Tubing is a catch-all term. Whether you a tow your crew atop a six-seater sea serpent, a torpedo for two, or a bona fide single-person tube, tubing provides a ton of fun for all age groups. The skill level required for riders and boat skippers might be less than that required for wakesurfing, wakeboarding or water skiing, but the attention to safety must be maintained. No article can cover all scenarios. But these tips should serve as a primer to those boaters new to tubing and a refresher course for old hands at the helm.
Stay at least three towrope lengths away from shore, docks, navigation aids, moored boats, and any other obstructions and shallow water. If your crew wipes out, they can be hurt.
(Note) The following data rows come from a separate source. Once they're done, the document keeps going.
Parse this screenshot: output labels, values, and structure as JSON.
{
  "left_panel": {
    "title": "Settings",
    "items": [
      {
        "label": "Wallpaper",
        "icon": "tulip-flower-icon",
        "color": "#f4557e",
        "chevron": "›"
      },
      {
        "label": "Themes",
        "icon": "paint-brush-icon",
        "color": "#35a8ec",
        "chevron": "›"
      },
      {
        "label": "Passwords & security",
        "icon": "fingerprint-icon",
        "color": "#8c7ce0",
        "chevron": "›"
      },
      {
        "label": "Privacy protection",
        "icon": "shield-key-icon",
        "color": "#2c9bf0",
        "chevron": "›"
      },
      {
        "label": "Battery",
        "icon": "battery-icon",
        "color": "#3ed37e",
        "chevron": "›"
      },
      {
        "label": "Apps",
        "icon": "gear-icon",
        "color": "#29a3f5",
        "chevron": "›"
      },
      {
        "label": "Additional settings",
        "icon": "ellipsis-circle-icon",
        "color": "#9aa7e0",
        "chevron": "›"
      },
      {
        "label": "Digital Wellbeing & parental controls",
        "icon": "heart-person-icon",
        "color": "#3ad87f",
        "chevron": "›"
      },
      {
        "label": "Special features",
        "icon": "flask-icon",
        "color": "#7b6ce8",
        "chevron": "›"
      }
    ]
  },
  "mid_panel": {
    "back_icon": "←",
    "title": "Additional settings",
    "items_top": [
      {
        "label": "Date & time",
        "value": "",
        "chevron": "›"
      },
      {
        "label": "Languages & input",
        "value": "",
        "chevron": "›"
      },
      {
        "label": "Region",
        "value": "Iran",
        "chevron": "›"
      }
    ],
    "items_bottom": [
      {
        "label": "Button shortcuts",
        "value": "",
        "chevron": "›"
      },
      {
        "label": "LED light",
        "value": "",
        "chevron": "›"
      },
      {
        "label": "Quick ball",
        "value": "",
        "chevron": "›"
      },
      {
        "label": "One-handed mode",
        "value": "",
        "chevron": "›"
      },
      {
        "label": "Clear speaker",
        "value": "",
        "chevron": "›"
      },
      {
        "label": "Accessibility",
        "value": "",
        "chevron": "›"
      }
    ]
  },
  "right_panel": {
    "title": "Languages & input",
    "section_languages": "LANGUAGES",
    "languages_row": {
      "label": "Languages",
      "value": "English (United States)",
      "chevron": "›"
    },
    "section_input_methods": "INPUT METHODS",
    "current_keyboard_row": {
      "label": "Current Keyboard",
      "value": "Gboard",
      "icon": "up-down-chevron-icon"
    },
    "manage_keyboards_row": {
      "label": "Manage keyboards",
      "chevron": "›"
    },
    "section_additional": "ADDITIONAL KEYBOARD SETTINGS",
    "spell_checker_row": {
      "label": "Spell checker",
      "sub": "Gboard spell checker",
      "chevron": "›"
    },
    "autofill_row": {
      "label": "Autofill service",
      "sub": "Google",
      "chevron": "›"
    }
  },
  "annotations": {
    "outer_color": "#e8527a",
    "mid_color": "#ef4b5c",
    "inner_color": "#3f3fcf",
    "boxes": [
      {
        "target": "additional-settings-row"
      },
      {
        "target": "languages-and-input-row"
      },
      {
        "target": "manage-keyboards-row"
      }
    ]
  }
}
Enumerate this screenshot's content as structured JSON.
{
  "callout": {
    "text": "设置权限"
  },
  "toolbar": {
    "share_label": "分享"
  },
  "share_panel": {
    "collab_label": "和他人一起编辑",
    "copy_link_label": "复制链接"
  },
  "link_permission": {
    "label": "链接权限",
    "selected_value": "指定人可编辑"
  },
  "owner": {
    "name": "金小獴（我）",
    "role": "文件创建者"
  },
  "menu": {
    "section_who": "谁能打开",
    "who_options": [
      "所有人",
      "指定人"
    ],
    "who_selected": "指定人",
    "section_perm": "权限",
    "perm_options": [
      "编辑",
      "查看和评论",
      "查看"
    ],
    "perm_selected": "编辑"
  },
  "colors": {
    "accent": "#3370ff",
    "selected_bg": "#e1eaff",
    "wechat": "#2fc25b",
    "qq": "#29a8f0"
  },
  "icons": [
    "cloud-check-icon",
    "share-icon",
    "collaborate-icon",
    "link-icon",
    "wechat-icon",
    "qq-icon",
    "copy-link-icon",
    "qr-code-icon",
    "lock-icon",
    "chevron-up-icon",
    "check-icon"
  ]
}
Keep your speed under 20 mph, max. Hitting the water going fast can break a neck, a limb or cause other horrific injury. We skippers need to keep our responsible hat on and put the welfare of our crew first—even if they disagree.ADVERTISEMENT
Wear Life Jackets
Everyone wears a life jacket. It doesn’t matter that your 34-year old cousin Jethro worked as a lifeguard and reached all-county status for his swimming exploits back at old Horace Harding High. (Go Jaguars!) If there is a wipeout, an injury might occur that can turn a rider into a victim faster than you can say, “But he was such a good swimmer.”
Even tied to a flush ring off the transom, a nose-diving tube can cause loss of control and/or a blown-out prop hub. Do not tow from wake towers or tall ski pylons. When tubes nose-dive, they exert tremendous boat-stopping power that can pull a boat over on its side if the tow point is too high.
Keep A Lookout
Some tube riders just keep going and going and going until the captain and crew aboard the boat become complacent and, subsequently, casual about watching what’s going on in the wake. That’s exactly the time your lulled-by-the-fun rider will fall off or another boat will dart toward your wake from behind a point or out of a cove. Maintain a vigilance and formally assign one crewmember aboard to be the lookout.